Austro-Hungarian krone 1920 Austria Break-up of Austria-Hungary
Mongolian tögrög
At par
4th Soviet ruble 1925 Mongolia
First Guinean franc
At par
CFA franc 1959 Guinea Independence
Franc malien
At par
CFA franc 1962 Mali Independence
First Ugandan shilling
At par
East African shilling 1966 Uganda Independence
Peseta guineana
At par
Spanish peseta 1969 Equatorial Guinea Independence
First Kwanza
At par
Second Angolan escudo 1975 Angola Independence
Ekwele
At par
Peseta guineana 1975 Equatorial Guinea
Guinea-Bissau peso
At par
Portuguese Guinean escudo 1975 Guinea-Bissau Independence
Franc guinéen
At par
Syli 1985 Guinea
Novo kwanza
At par
First Kwanza 1990 Angola seizure of money supply by government Angolans could only exchange 5% of all old notes for new ones; they had to exchange the rest for government securities
Cruzeiro (third)
At par
Cruzado Novo 1990 Brazil renaming
7th Soviet ruble
At par
6th Soviet ruble 1991 Soviet Union Monetary reform, money seizure 50-ruble and 100-ruble notes were withdrawn from circulation.
Croatian dinar
At par
Yugoslav 1990 dinar 1991 Croatia Break-up of Yugoslavia
Slovenian tolar
At par
Yugoslav 1990 dinar 1991 Slovenia Break-up of Yugoslavia
2nd Latvian rouble
At par
7th Soviet rouble 1992 Latvia Lack of money supply While Soviet roubles were still used in Latvia, it had to introduce its own currency to make its monetary policy independent.
Moldovan cupon
At par
7th Soviet ruble 1992 Moldova Break-up of the Soviet Union The cupon was a temporary currency, no coins were issued.
1st Krajina dinar
At par
Yugoslav 1992 dinar 1992 Republic of Serbian Krajina Break-up of Yugoslavia
1st Russian ruble
At par
7th Soviet ruble 1992 Russia Break-up of the Soviet Union
First Macedonian denar
At par
Yugoslav 1990 dinar 1992 North Macedonia Break-up of Yugoslavia The first denar was a temporary currency, no coins were issued
3rd Ukrainian karbovanets
At par
7th Soviet ruble 1992 Ukraine Break-up of the Soviet Union
Georgian kuponi
At par
7th Soviet ruble 1993 Georgia Break-up of the Soviet Union Only banknotes were issued.
1st Uzbekistani soum
At par
7th Soviet ruble 1993 Uzbekistan Break-up of the Soviet Union
Đồng (unified)
0.8∶1
Liberation đồng 1978 South Vietnam Unification
Austro-Hungarian krone
0.5∶1
Austro-Hungarian florin 1892 Austria-Hungary monetary union Moving from silver to gold standard

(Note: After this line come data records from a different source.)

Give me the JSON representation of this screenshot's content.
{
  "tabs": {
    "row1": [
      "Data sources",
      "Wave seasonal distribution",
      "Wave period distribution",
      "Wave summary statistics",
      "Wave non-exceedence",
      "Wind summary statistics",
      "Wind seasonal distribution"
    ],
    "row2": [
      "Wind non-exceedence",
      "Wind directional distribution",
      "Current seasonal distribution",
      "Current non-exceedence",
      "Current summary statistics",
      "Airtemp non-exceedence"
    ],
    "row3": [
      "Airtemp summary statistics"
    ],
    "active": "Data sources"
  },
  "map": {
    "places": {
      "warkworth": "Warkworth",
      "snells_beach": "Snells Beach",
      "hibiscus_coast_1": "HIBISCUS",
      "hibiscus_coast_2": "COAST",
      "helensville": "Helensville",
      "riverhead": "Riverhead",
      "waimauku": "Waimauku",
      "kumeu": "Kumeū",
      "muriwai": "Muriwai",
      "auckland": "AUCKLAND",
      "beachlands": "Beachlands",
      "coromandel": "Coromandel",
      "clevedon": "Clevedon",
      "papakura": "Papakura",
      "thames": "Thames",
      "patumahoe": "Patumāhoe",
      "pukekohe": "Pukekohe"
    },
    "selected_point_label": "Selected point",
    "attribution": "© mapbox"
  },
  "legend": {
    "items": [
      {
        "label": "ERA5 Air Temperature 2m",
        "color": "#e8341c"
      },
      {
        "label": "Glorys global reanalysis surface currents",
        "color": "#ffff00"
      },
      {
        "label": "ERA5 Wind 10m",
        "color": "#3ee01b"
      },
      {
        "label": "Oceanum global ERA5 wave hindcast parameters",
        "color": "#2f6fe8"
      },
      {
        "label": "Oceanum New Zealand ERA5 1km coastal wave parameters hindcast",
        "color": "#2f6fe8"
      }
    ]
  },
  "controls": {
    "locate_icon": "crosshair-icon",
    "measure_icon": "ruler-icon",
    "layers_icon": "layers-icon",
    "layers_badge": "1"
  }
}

Alternatives[edit]

Japanese invasion money suffered from heavy inflation. At the end of World War II governments of liberated countries and territories opted to simply declare them worthless.

In 2016, the Colombian peso was rated at around 3,000 per U.S. dollar, with banknotes up to 50,000 pesos. Instead of redenominating the currency, a new banknote design was introduced, with the last three zeroes replaced by the word "mil" (thousand), making the values easier to read.

See also[edit]

References[edit]

  1. ^ "It's decided: 2005 talk instead of 1 Leu RON 10,000; Ziarul Financiar". Zf.ro. 2004-01-29. Retrieved 2016-12-05.
  2. ^ "Historical Rates Tables - IDR; 25 October 1999". Xe. Retrieved 2 May 2021.
  3. ^ "Sierra Leone to cut three zeros from currency". 12 August 2021.